BEGIN
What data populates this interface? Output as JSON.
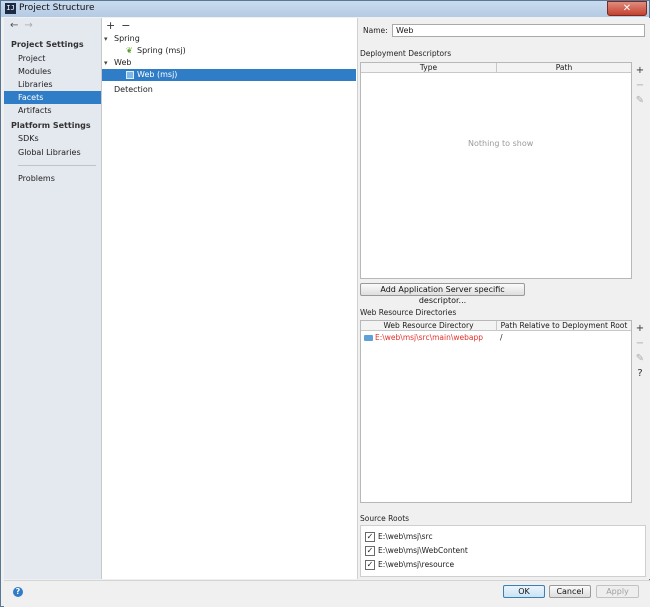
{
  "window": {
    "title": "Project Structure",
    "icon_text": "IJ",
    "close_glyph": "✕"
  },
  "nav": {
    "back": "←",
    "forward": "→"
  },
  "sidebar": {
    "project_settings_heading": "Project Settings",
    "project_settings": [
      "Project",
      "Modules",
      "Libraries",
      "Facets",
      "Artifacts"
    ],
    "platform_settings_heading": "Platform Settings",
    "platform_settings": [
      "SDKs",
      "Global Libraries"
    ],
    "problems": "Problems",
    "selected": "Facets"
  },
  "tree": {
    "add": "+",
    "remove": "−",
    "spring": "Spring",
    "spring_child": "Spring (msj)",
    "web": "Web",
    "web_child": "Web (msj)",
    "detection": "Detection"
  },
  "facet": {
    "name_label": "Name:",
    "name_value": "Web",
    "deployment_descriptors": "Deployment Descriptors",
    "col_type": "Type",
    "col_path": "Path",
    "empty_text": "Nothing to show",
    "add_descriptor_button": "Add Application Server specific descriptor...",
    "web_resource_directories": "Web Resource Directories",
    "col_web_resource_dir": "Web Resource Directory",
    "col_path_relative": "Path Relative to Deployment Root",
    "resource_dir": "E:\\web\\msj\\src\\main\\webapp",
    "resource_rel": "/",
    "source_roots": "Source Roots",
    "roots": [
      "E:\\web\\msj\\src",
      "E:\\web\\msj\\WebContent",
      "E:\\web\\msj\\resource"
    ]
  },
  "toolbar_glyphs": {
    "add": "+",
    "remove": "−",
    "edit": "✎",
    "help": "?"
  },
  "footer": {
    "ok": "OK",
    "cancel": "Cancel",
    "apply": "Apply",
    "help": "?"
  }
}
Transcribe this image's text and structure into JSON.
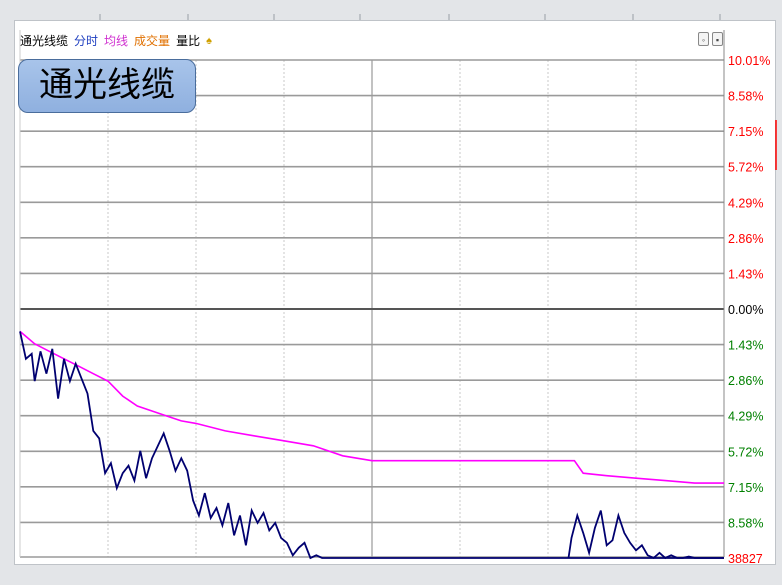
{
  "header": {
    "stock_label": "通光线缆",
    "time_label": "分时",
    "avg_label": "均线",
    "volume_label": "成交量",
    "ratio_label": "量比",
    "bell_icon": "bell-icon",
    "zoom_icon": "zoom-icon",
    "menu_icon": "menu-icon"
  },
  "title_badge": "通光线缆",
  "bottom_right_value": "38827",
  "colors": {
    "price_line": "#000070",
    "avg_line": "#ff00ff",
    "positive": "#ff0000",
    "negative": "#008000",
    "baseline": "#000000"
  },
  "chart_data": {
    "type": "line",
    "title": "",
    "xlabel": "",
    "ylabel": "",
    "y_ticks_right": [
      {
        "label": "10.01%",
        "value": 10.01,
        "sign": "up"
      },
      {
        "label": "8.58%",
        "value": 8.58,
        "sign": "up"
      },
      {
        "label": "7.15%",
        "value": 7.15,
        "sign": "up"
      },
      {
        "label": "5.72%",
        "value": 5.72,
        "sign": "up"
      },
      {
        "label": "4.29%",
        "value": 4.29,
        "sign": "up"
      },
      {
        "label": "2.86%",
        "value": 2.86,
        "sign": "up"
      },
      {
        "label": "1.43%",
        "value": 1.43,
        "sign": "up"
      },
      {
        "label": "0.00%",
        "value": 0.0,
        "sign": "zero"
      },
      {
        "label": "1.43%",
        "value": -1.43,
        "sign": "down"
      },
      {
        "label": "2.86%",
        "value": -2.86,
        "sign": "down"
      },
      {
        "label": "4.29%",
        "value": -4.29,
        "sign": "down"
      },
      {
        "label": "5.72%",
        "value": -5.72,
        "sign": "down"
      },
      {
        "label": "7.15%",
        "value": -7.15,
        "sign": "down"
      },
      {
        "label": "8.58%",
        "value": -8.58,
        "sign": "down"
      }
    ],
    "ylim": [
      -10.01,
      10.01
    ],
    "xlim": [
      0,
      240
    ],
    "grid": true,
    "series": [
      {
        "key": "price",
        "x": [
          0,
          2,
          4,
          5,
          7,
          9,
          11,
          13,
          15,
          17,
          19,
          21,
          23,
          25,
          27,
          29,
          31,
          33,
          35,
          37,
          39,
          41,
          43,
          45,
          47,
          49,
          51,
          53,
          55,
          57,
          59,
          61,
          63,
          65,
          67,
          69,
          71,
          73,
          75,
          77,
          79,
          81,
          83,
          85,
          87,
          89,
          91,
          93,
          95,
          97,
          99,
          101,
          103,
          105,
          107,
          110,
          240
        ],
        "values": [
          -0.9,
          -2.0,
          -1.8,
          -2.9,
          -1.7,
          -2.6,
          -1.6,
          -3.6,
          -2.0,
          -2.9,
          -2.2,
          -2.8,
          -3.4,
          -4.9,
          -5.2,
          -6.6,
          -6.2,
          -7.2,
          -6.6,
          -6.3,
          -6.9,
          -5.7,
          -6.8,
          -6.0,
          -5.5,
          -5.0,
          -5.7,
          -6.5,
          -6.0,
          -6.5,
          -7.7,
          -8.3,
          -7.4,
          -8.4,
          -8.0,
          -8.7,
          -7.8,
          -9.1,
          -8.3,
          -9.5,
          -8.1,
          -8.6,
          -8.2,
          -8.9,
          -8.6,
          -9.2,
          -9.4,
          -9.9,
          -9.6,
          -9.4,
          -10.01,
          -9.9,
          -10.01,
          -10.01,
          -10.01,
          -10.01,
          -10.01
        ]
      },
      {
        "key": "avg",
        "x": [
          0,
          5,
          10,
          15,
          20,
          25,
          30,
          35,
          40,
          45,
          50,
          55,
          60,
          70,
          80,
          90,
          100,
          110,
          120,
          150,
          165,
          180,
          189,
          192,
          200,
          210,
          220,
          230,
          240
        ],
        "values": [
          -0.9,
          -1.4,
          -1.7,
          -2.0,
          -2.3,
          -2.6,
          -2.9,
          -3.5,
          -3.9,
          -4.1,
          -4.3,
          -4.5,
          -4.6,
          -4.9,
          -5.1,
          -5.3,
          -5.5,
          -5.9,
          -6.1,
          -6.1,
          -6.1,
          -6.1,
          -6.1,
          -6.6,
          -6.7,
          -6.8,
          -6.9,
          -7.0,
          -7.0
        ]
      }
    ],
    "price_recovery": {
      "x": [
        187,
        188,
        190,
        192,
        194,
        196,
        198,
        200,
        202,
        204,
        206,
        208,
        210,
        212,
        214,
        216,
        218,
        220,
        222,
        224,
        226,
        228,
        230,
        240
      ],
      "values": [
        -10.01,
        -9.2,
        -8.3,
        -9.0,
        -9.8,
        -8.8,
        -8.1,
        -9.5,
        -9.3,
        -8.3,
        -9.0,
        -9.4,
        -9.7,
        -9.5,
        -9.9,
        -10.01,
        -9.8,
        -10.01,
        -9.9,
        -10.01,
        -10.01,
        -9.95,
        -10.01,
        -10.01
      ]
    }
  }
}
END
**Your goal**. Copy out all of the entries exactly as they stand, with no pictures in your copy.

**Solution to the exercise**.
What data populates this interface? Output as JSON.
{
  "window": {
    "title": "Project Structure",
    "icon_text": "IJ",
    "close_glyph": "✕"
  },
  "nav": {
    "back": "←",
    "forward": "→"
  },
  "sidebar": {
    "project_settings_heading": "Project Settings",
    "project_settings": [
      "Project",
      "Modules",
      "Libraries",
      "Facets",
      "Artifacts"
    ],
    "platform_settings_heading": "Platform Settings",
    "platform_settings": [
      "SDKs",
      "Global Libraries"
    ],
    "problems": "Problems",
    "selected": "Facets"
  },
  "tree": {
    "add": "+",
    "remove": "−",
    "spring": "Spring",
    "spring_child": "Spring (msj)",
    "web": "Web",
    "web_child": "Web (msj)",
    "detection": "Detection"
  },
  "facet": {
    "name_label": "Name:",
    "name_value": "Web",
    "deployment_descriptors": "Deployment Descriptors",
    "col_type": "Type",
    "col_path": "Path",
    "empty_text": "Nothing to show",
    "add_descriptor_button": "Add Application Server specific descriptor...",
    "web_resource_directories": "Web Resource Directories",
    "col_web_resource_dir": "Web Resource Directory",
    "col_path_relative": "Path Relative to Deployment Root",
    "resource_dir": "E:\\web\\msj\\src\\main\\webapp",
    "resource_rel": "/",
    "source_roots": "Source Roots",
    "roots": [
      "E:\\web\\msj\\src",
      "E:\\web\\msj\\WebContent",
      "E:\\web\\msj\\resource"
    ]
  },
  "toolbar_glyphs": {
    "add": "+",
    "remove": "−",
    "edit": "✎",
    "help": "?"
  },
  "footer": {
    "ok": "OK",
    "cancel": "Cancel",
    "apply": "Apply",
    "help": "?"
  }
}
Transcribe this image's text and structure into JSON.
{
  "header": {
    "stock_label": "通光线缆",
    "time_label": "分时",
    "avg_label": "均线",
    "volume_label": "成交量",
    "ratio_label": "量比",
    "bell_icon": "bell-icon",
    "zoom_icon": "zoom-icon",
    "menu_icon": "menu-icon"
  },
  "title_badge": "通光线缆",
  "bottom_right_value": "38827",
  "colors": {
    "price_line": "#000070",
    "avg_line": "#ff00ff",
    "positive": "#ff0000",
    "negative": "#008000",
    "baseline": "#000000"
  },
  "chart_data": {
    "type": "line",
    "title": "",
    "xlabel": "",
    "ylabel": "",
    "y_ticks_right": [
      {
        "label": "10.01%",
        "value": 10.01,
        "sign": "up"
      },
      {
        "label": "8.58%",
        "value": 8.58,
        "sign": "up"
      },
      {
        "label": "7.15%",
        "value": 7.15,
        "sign": "up"
      },
      {
        "label": "5.72%",
        "value": 5.72,
        "sign": "up"
      },
      {
        "label": "4.29%",
        "value": 4.29,
        "sign": "up"
      },
      {
        "label": "2.86%",
        "value": 2.86,
        "sign": "up"
      },
      {
        "label": "1.43%",
        "value": 1.43,
        "sign": "up"
      },
      {
        "label": "0.00%",
        "value": 0.0,
        "sign": "zero"
      },
      {
        "label": "1.43%",
        "value": -1.43,
        "sign": "down"
      },
      {
        "label": "2.86%",
        "value": -2.86,
        "sign": "down"
      },
      {
        "label": "4.29%",
        "value": -4.29,
        "sign": "down"
      },
      {
        "label": "5.72%",
        "value": -5.72,
        "sign": "down"
      },
      {
        "label": "7.15%",
        "value": -7.15,
        "sign": "down"
      },
      {
        "label": "8.58%",
        "value": -8.58,
        "sign": "down"
      }
    ],
    "ylim": [
      -10.01,
      10.01
    ],
    "xlim": [
      0,
      240
    ],
    "grid": true,
    "series": [
      {
        "key": "price",
        "x": [
          0,
          2,
          4,
          5,
          7,
          9,
          11,
          13,
          15,
          17,
          19,
          21,
          23,
          25,
          27,
          29,
          31,
          33,
          35,
          37,
          39,
          41,
          43,
          45,
          47,
          49,
          51,
          53,
          55,
          57,
          59,
          61,
          63,
          65,
          67,
          69,
          71,
          73,
          75,
          77,
          79,
          81,
          83,
          85,
          87,
          89,
          91,
          93,
          95,
          97,
          99,
          101,
          103,
          105,
          107,
          110,
          240
        ],
        "values": [
          -0.9,
          -2.0,
          -1.8,
          -2.9,
          -1.7,
          -2.6,
          -1.6,
          -3.6,
          -2.0,
          -2.9,
          -2.2,
          -2.8,
          -3.4,
          -4.9,
          -5.2,
          -6.6,
          -6.2,
          -7.2,
          -6.6,
          -6.3,
          -6.9,
          -5.7,
          -6.8,
          -6.0,
          -5.5,
          -5.0,
          -5.7,
          -6.5,
          -6.0,
          -6.5,
          -7.7,
          -8.3,
          -7.4,
          -8.4,
          -8.0,
          -8.7,
          -7.8,
          -9.1,
          -8.3,
          -9.5,
          -8.1,
          -8.6,
          -8.2,
          -8.9,
          -8.6,
          -9.2,
          -9.4,
          -9.9,
          -9.6,
          -9.4,
          -10.01,
          -9.9,
          -10.01,
          -10.01,
          -10.01,
          -10.01,
          -10.01
        ]
      },
      {
        "key": "avg",
        "x": [
          0,
          5,
          10,
          15,
          20,
          25,
          30,
          35,
          40,
          45,
          50,
          55,
          60,
          70,
          80,
          90,
          100,
          110,
          120,
          150,
          165,
          180,
          189,
          192,
          200,
          210,
          220,
          230,
          240
        ],
        "values": [
          -0.9,
          -1.4,
          -1.7,
          -2.0,
          -2.3,
          -2.6,
          -2.9,
          -3.5,
          -3.9,
          -4.1,
          -4.3,
          -4.5,
          -4.6,
          -4.9,
          -5.1,
          -5.3,
          -5.5,
          -5.9,
          -6.1,
          -6.1,
          -6.1,
          -6.1,
          -6.1,
          -6.6,
          -6.7,
          -6.8,
          -6.9,
          -7.0,
          -7.0
        ]
      }
    ],
    "price_recovery": {
      "x": [
        187,
        188,
        190,
        192,
        194,
        196,
        198,
        200,
        202,
        204,
        206,
        208,
        210,
        212,
        214,
        216,
        218,
        220,
        222,
        224,
        226,
        228,
        230,
        240
      ],
      "values": [
        -10.01,
        -9.2,
        -8.3,
        -9.0,
        -9.8,
        -8.8,
        -8.1,
        -9.5,
        -9.3,
        -8.3,
        -9.0,
        -9.4,
        -9.7,
        -9.5,
        -9.9,
        -10.01,
        -9.8,
        -10.01,
        -9.9,
        -10.01,
        -10.01,
        -9.95,
        -10.01,
        -10.01
      ]
    }
  }
}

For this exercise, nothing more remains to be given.